d. Fear of reprisal: The Muslim Brotherhood has a precarious legal position, for it is still treated as a “banned” group. This position puts it at the mercy of the Egyptian regime, which often cracks down on groups with ties to the United States. The Egyptian regime doesn’t want anyone talking to the Americans behind its back, if at all.

Fifth Problem: Prospects of dialogue

The impediments mentioned above would seem to preclude a dialogue between the United States and the Muslim Brotherhood. But the need for the United States and the Muslim Brotherhood to talk with each other may prove greater than all existing impediments. It is true that the ideological differences between the United States and the Muslim Brotherhood are unbridgeable, but self-interest may leave much to talk about. Still, any future dialogue would remain unlikely unless a few things happen first. One is that the United States would need to talk to the Egyptian regime about its repression of the opposition, including the Muslim Brotherhood. Another is that the United States should acknowledge – yet again – that democracy may bring the Islamists to power.
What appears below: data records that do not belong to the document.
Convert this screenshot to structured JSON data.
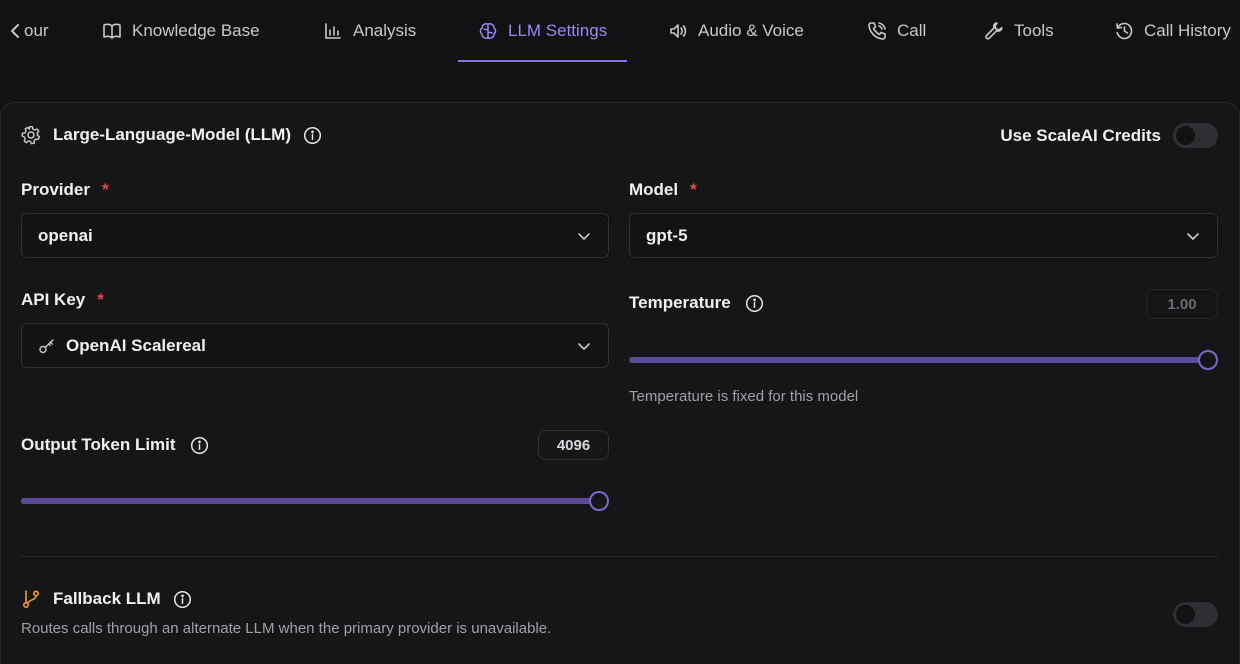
{
  "tabs": [
    {
      "label": "our",
      "icon": "chevron-left-icon"
    },
    {
      "label": "Knowledge Base",
      "icon": "book-icon"
    },
    {
      "label": "Analysis",
      "icon": "bar-chart-icon"
    },
    {
      "label": "LLM Settings",
      "icon": "brain-icon",
      "active": true
    },
    {
      "label": "Audio & Voice",
      "icon": "speaker-icon"
    },
    {
      "label": "Call",
      "icon": "phone-icon"
    },
    {
      "label": "Tools",
      "icon": "wrench-icon"
    },
    {
      "label": "Call History",
      "icon": "history-icon"
    }
  ],
  "llm": {
    "section_title": "Large-Language-Model (LLM)",
    "credits_label": "Use ScaleAI Credits",
    "credits_enabled": false,
    "provider": {
      "label": "Provider",
      "required": "*",
      "value": "openai"
    },
    "model": {
      "label": "Model",
      "required": "*",
      "value": "gpt-5"
    },
    "api_key": {
      "label": "API Key",
      "required": "*",
      "value": "OpenAI Scalereal"
    },
    "temperature": {
      "label": "Temperature",
      "value": "1.00",
      "level": 1.0,
      "hint": "Temperature is fixed for this model"
    },
    "output_tokens": {
      "label": "Output Token Limit",
      "value": "4096",
      "level": 1.0
    }
  },
  "fallback": {
    "title": "Fallback LLM",
    "description": "Routes calls through an alternate LLM when the primary provider is unavailable.",
    "enabled": false
  },
  "colors": {
    "accent": "#9c86f0",
    "required": "#e5484d",
    "fallback_icon": "#f0a020",
    "background": "#121214"
  }
}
Also, the United States would have to distance itself somehow from Israel, for no Islamic group would want to associate itself with Israel’s alter ego.
The United States has two reasons to talk to the Muslim Brotherhood: (a) it knows that the Muslim Brotherhood is a likely political alternative in the event of a “sudden” power vacuum developing in Egypt, and (b) an improvement in U.S. relations with the Muslim Brotherhood may soften the view which other Islamists have of the United States. So far, there seems to be three possible channels for talks between the United States and the Muslim Brotherhood:

U.S. officials can actually meet with Muslim Brotherhood parliamentarians, which is already happening, but all interaction can occur on a more regular basis. This is because the U.S. Congress can, for example, invite Egyptian parliamentarians, including Muslim Brotherhood members, for an official visit.
U.S. academic and research centres may engage in dialogue with Muslim Brotherhood officials. This is something that Muslim Brotherhood leaders welcome, but it can only happen if the regime relaxes restrictions on Muslim Brotherhood travel.
The United States may exert pressure on the Egyptian regime into legalising the Muslim Brotherhood. This may sound like a tall order, considering the regime’s resistance to “interference” in internal affairs. But the United States can argue that the Muslim Brotherhood is already in parliament and is a peaceful movement.

This study was published at Arab Insight journal at:

[1] Telephone conversation with Issam al-Iryan on Friday 2 February 2007.
[2] Hassan al-Banna, Collection of the Letters of the Martyred Imam, Message to the Fifth Conference. (Alexandria, Dar al-Daawa, 1988).
[3] Hassan al-Banna, The Fundaments of Islam as a Social System. (Al-Shihab Magazine, issue 2, 14, December 1947)

[4] The weekly address by the General Guide, from ikwanonline, 3 January 2007.
[5] Telephone conversation with Issam al-Iryan on Friday 2 February 2007.
[6] Telephone conversation with Mohammad Habib on Saturday 3 February 2007.
[7] Interview with Mahmoud Izzat by the Washington Post on 27 June 2006, cited by ikhwanonline.
[8] Telephone conversation with Mohammad Habib on Saturday 3 February 2007